Activity: The answer is all of the data, repeated exactly.
=== Data for review ===
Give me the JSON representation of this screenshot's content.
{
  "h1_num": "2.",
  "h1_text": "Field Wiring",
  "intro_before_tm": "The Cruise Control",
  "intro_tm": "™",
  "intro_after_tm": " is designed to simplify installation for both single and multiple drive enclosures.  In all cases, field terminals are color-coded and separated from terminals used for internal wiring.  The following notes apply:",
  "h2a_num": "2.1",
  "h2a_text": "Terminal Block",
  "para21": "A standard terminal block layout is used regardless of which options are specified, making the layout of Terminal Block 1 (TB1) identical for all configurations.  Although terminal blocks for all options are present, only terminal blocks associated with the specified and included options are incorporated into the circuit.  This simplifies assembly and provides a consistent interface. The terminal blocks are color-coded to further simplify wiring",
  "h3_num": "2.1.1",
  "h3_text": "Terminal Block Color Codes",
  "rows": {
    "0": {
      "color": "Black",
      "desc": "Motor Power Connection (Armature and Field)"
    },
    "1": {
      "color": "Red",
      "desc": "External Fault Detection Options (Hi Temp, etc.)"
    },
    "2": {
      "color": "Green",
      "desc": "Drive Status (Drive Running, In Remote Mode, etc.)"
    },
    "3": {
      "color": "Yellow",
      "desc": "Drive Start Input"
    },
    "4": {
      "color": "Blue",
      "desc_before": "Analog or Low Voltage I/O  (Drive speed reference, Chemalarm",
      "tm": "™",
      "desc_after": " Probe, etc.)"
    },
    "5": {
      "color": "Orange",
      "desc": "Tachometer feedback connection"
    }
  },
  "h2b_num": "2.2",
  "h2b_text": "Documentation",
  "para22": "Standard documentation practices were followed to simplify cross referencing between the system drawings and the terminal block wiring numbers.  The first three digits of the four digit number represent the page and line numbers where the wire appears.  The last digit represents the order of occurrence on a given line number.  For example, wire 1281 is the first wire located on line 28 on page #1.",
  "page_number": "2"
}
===
Your response:
Give me the JSON representation of this screenshot's content.
{
  "h1_num": "2.",
  "h1_text": "Field Wiring",
  "intro_before_tm": "The Cruise Control",
  "intro_tm": "™",
  "intro_after_tm": " is designed to simplify installation for both single and multiple drive enclosures.  In all cases, field terminals are color-coded and separated from terminals used for internal wiring.  The following notes apply:",
  "h2a_num": "2.1",
  "h2a_text": "Terminal Block",
  "para21": "A standard terminal block layout is used regardless of which options are specified, making the layout of Terminal Block 1 (TB1) identical for all configurations.  Although terminal blocks for all options are present, only terminal blocks associated with the specified and included options are incorporated into the circuit.  This simplifies assembly and provides a consistent interface. The terminal blocks are color-coded to further simplify wiring",
  "h3_num": "2.1.1",
  "h3_text": "Terminal Block Color Codes",
  "rows": {
    "0": {
      "color": "Black",
      "desc": "Motor Power Connection (Armature and Field)"
    },
    "1": {
      "color": "Red",
      "desc": "External Fault Detection Options (Hi Temp, etc.)"
    },
    "2": {
      "color": "Green",
      "desc": "Drive Status (Drive Running, In Remote Mode, etc.)"
    },
    "3": {
      "color": "Yellow",
      "desc": "Drive Start Input"
    },
    "4": {
      "color": "Blue",
      "desc_before": "Analog or Low Voltage I/O  (Drive speed reference, Chemalarm",
      "tm": "™",
      "desc_after": " Probe, etc.)"
    },
    "5": {
      "color": "Orange",
      "desc": "Tachometer feedback connection"
    }
  },
  "h2b_num": "2.2",
  "h2b_text": "Documentation",
  "para22": "Standard documentation practices were followed to simplify cross referencing between the system drawings and the terminal block wiring numbers.  The first three digits of the four digit number represent the page and line numbers where the wire appears.  The last digit represents the order of occurrence on a given line number.  For example, wire 1281 is the first wire located on line 28 on page #1.",
  "page_number": "2"
}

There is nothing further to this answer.